Your answer must contain each line of the data, copied exactly.

━━ THE DATA ━━

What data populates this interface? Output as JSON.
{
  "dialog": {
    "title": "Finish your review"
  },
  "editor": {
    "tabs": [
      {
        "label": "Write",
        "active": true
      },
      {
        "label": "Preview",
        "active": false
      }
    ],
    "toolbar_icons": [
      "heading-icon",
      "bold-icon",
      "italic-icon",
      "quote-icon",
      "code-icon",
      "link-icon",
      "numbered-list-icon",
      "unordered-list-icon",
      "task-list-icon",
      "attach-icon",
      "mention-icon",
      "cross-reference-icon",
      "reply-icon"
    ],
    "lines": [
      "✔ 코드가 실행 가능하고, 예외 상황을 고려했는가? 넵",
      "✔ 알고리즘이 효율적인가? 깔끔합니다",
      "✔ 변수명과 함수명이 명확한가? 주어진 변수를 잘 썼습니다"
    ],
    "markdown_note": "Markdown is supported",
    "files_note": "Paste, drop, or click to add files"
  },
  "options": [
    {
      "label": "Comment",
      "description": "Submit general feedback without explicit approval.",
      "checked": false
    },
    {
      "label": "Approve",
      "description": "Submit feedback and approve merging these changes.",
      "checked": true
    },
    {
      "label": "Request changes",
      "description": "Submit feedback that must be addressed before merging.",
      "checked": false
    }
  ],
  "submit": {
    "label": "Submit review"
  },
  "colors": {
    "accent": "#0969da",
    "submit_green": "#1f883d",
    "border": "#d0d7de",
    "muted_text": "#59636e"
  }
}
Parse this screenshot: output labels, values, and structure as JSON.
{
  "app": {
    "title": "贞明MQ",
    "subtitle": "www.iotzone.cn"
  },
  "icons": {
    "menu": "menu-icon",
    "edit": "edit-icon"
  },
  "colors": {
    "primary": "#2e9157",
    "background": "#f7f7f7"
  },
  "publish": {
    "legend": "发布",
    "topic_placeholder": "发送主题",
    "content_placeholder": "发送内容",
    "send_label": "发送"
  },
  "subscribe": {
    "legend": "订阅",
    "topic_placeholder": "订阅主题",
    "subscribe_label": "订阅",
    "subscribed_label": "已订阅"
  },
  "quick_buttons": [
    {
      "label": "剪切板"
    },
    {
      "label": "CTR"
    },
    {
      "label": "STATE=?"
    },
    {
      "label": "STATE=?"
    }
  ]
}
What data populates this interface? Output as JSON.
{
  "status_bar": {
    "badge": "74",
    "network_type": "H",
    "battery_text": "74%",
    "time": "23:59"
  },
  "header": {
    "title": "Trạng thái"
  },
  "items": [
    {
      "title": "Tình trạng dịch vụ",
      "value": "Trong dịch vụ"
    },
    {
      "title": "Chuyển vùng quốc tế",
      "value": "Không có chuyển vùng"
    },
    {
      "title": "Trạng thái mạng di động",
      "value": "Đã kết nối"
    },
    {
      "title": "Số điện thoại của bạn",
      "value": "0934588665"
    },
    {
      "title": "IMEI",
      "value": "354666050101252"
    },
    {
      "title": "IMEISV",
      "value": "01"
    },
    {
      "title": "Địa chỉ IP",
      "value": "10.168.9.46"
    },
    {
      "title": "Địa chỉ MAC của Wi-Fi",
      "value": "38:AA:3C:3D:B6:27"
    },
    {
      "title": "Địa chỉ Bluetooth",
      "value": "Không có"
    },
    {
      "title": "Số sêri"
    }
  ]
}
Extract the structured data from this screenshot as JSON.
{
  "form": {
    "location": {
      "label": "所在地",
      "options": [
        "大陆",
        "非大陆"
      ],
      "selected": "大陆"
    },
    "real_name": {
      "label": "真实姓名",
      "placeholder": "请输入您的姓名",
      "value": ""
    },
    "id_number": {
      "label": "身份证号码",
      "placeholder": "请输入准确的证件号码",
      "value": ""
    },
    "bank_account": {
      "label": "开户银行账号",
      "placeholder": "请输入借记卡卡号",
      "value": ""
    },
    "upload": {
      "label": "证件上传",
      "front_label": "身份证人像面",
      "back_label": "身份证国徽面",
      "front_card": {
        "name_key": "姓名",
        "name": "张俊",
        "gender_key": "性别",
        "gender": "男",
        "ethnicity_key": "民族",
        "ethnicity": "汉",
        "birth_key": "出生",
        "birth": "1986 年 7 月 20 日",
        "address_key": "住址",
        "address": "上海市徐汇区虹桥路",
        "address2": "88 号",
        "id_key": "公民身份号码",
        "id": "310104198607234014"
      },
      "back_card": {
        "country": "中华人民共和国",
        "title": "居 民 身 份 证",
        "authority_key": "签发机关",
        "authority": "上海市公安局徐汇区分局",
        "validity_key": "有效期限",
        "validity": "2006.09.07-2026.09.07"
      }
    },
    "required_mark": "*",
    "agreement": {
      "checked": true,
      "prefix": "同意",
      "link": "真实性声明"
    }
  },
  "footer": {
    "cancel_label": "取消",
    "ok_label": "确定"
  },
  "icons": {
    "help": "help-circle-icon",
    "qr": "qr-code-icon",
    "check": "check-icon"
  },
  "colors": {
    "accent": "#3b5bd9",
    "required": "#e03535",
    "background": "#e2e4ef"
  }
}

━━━

• _TASK SOLUTION_
What data populates this interface? Output as JSON.
{
  "dialog": {
    "title": "Finish your review"
  },
  "editor": {
    "tabs": [
      {
        "label": "Write",
        "active": true
      },
      {
        "label": "Preview",
        "active": false
      }
    ],
    "toolbar_icons": [
      "heading-icon",
      "bold-icon",
      "italic-icon",
      "quote-icon",
      "code-icon",
      "link-icon",
      "numbered-list-icon",
      "unordered-list-icon",
      "task-list-icon",
      "attach-icon",
      "mention-icon",
      "cross-reference-icon",
      "reply-icon"
    ],
    "lines": [
      "✔ 코드가 실행 가능하고, 예외 상황을 고려했는가? 넵",
      "✔ 알고리즘이 효율적인가? 깔끔합니다",
      "✔ 변수명과 함수명이 명확한가? 주어진 변수를 잘 썼습니다"
    ],
    "markdown_note": "Markdown is supported",
    "files_note": "Paste, drop, or click to add files"
  },
  "options": [
    {
      "label": "Comment",
      "description": "Submit general feedback without explicit approval.",
      "checked": false
    },
    {
      "label": "Approve",
      "description": "Submit feedback and approve merging these changes.",
      "checked": true
    },
    {
      "label": "Request changes",
      "description": "Submit feedback that must be addressed before merging.",
      "checked": false
    }
  ],
  "submit": {
    "label": "Submit review"
  },
  "colors": {
    "accent": "#0969da",
    "submit_green": "#1f883d",
    "border": "#d0d7de",
    "muted_text": "#59636e"
  }
}
Parse this screenshot: output labels, values, and structure as JSON.
{
  "app": {
    "title": "贞明MQ",
    "subtitle": "www.iotzone.cn"
  },
  "icons": {
    "menu": "menu-icon",
    "edit": "edit-icon"
  },
  "colors": {
    "primary": "#2e9157",
    "background": "#f7f7f7"
  },
  "publish": {
    "legend": "发布",
    "topic_placeholder": "发送主题",
    "content_placeholder": "发送内容",
    "send_label": "发送"
  },
  "subscribe": {
    "legend": "订阅",
    "topic_placeholder": "订阅主题",
    "subscribe_label": "订阅",
    "subscribed_label": "已订阅"
  },
  "quick_buttons": [
    {
      "label": "剪切板"
    },
    {
      "label": "CTR"
    },
    {
      "label": "STATE=?"
    },
    {
      "label": "STATE=?"
    }
  ]
}
What data populates this interface? Output as JSON.
{
  "status_bar": {
    "badge": "74",
    "network_type": "H",
    "battery_text": "74%",
    "time": "23:59"
  },
  "header": {
    "title": "Trạng thái"
  },
  "items": [
    {
      "title": "Tình trạng dịch vụ",
      "value": "Trong dịch vụ"
    },
    {
      "title": "Chuyển vùng quốc tế",
      "value": "Không có chuyển vùng"
    },
    {
      "title": "Trạng thái mạng di động",
      "value": "Đã kết nối"
    },
    {
      "title": "Số điện thoại của bạn",
      "value": "0934588665"
    },
    {
      "title": "IMEI",
      "value": "354666050101252"
    },
    {
      "title": "IMEISV",
      "value": "01"
    },
    {
      "title": "Địa chỉ IP",
      "value": "10.168.9.46"
    },
    {
      "title": "Địa chỉ MAC của Wi-Fi",
      "value": "38:AA:3C:3D:B6:27"
    },
    {
      "title": "Địa chỉ Bluetooth",
      "value": "Không có"
    },
    {
      "title": "Số sêri"
    }
  ]
}
Extract the structured data from this screenshot as JSON.
{
  "form": {
    "location": {
      "label": "所在地",
      "options": [
        "大陆",
        "非大陆"
      ],
      "selected": "大陆"
    },
    "real_name": {
      "label": "真实姓名",
      "placeholder": "请输入您的姓名",
      "value": ""
    },
    "id_number": {
      "label": "身份证号码",
      "placeholder": "请输入准确的证件号码",
      "value": ""
    },
    "bank_account": {
      "label": "开户银行账号",
      "placeholder": "请输入借记卡卡号",
      "value": ""
    },
    "upload": {
      "label": "证件上传",
      "front_label": "身份证人像面",
      "back_label": "身份证国徽面",
      "front_card": {
        "name_key": "姓名",
        "name": "张俊",
        "gender_key": "性别",
        "gender": "男",
        "ethnicity_key": "民族",
        "ethnicity": "汉",
        "birth_key": "出生",
        "birth": "1986 年 7 月 20 日",
        "address_key": "住址",
        "address": "上海市徐汇区虹桥路",
        "address2": "88 号",
        "id_key": "公民身份号码",
        "id": "310104198607234014"
      },
      "back_card": {
        "country": "中华人民共和国",
        "title": "居 民 身 份 证",
        "authority_key": "签发机关",
        "authority": "上海市公安局徐汇区分局",
        "validity_key": "有效期限",
        "validity": "2006.09.07-2026.09.07"
      }
    },
    "required_mark": "*",
    "agreement": {
      "checked": true,
      "prefix": "同意",
      "link": "真实性声明"
    }
  },
  "footer": {
    "cancel_label": "取消",
    "ok_label": "确定"
  },
  "icons": {
    "help": "help-circle-icon",
    "qr": "qr-code-icon",
    "check": "check-icon"
  },
  "colors": {
    "accent": "#3b5bd9",
    "required": "#e03535",
    "background": "#e2e4ef"
  }
}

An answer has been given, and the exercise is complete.